> [Task item] Write down exactly the lines from the one below that has "Convert this screenshot" to the end of the data, both ends included; the pictures should not appear in your copy.

(Data records for software interfaces)
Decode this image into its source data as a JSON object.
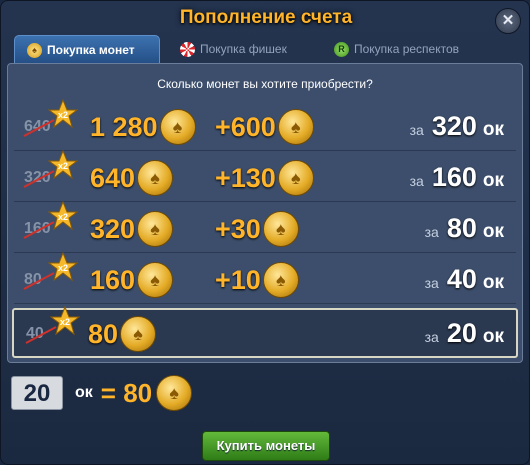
{
  "window": {
    "title": "Пополнение счета",
    "close_glyph": "✕",
    "accent_color": "#ffb42a",
    "button_color": "#3d9a22"
  },
  "tabs": [
    {
      "label": "Покупка монет",
      "icon": "coin-icon",
      "icon_glyph": "♠",
      "active": true
    },
    {
      "label": "Покупка фишек",
      "icon": "chip-icon",
      "icon_glyph": "",
      "active": false
    },
    {
      "label": "Покупка респектов",
      "icon": "respect-icon",
      "icon_glyph": "R",
      "active": false
    }
  ],
  "question": "Сколько монет вы хотите приобрести?",
  "currency_label": "ок",
  "price_prefix": "за",
  "multiplier": "x2",
  "coin_glyph": "♠",
  "options": [
    {
      "old": "640",
      "coins": "1 280",
      "bonus": "+600",
      "price": "320",
      "selected": false
    },
    {
      "old": "320",
      "coins": "640",
      "bonus": "+130",
      "price": "160",
      "selected": false
    },
    {
      "old": "160",
      "coins": "320",
      "bonus": "+30",
      "price": "80",
      "selected": false
    },
    {
      "old": "80",
      "coins": "160",
      "bonus": "+10",
      "price": "40",
      "selected": false
    },
    {
      "old": "40",
      "coins": "80",
      "bonus": "",
      "price": "20",
      "selected": true
    }
  ],
  "summary": {
    "amount": "20",
    "currency": "ок",
    "equals": "= 80"
  },
  "buy_button": "Купить монеты"
}
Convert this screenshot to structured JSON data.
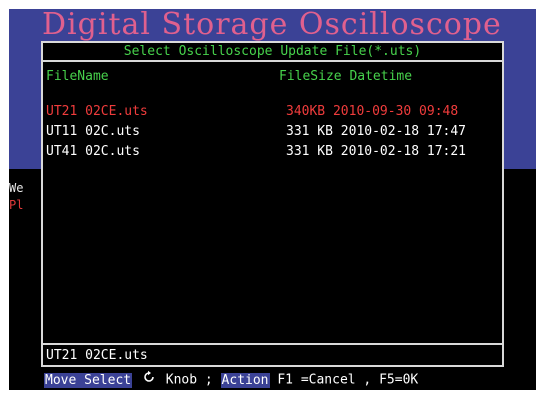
{
  "banner": {
    "title": "Digital Storage Oscilloscope"
  },
  "background": {
    "line1": "We",
    "line2": "Pl"
  },
  "dialog": {
    "title": "Select Oscilloscope Update File(*.uts)",
    "header": {
      "filename": "FileName",
      "filesize_datetime": "FileSize Datetime"
    },
    "files": [
      {
        "name": "UT21 02CE.uts",
        "meta": " 340KB 2010-09-30 09:48",
        "selected": true
      },
      {
        "name": "UT11 02C.uts",
        "meta": " 331 KB 2010-02-18 17:47",
        "selected": false
      },
      {
        "name": "UT41 02C.uts",
        "meta": " 331 KB 2010-02-18 17:21",
        "selected": false
      }
    ],
    "current_file": "UT21 02CE.uts"
  },
  "help": {
    "move_select": "Move Select",
    "knob": "Knob ;",
    "action": "Action",
    "keys": "F1 =Cancel , F5=0K"
  },
  "colors": {
    "accent_green": "#47d24c",
    "selected_red": "#f03c3c",
    "banner_blue": "#3b4296"
  },
  "icons": {
    "knob": "rotate-knob-icon"
  }
}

> [Exercise result]
Convert this screenshot to structured JSON data.
{
  "banner": {
    "title": "Digital Storage Oscilloscope"
  },
  "background": {
    "line1": "We",
    "line2": "Pl"
  },
  "dialog": {
    "title": "Select Oscilloscope Update File(*.uts)",
    "header": {
      "filename": "FileName",
      "filesize_datetime": "FileSize Datetime"
    },
    "files": [
      {
        "name": "UT21 02CE.uts",
        "meta": " 340KB 2010-09-30 09:48",
        "selected": true
      },
      {
        "name": "UT11 02C.uts",
        "meta": " 331 KB 2010-02-18 17:47",
        "selected": false
      },
      {
        "name": "UT41 02C.uts",
        "meta": " 331 KB 2010-02-18 17:21",
        "selected": false
      }
    ],
    "current_file": "UT21 02CE.uts"
  },
  "help": {
    "move_select": "Move Select",
    "knob": "Knob ;",
    "action": "Action",
    "keys": "F1 =Cancel , F5=0K"
  },
  "colors": {
    "accent_green": "#47d24c",
    "selected_red": "#f03c3c",
    "banner_blue": "#3b4296"
  },
  "icons": {
    "knob": "rotate-knob-icon"
  }
}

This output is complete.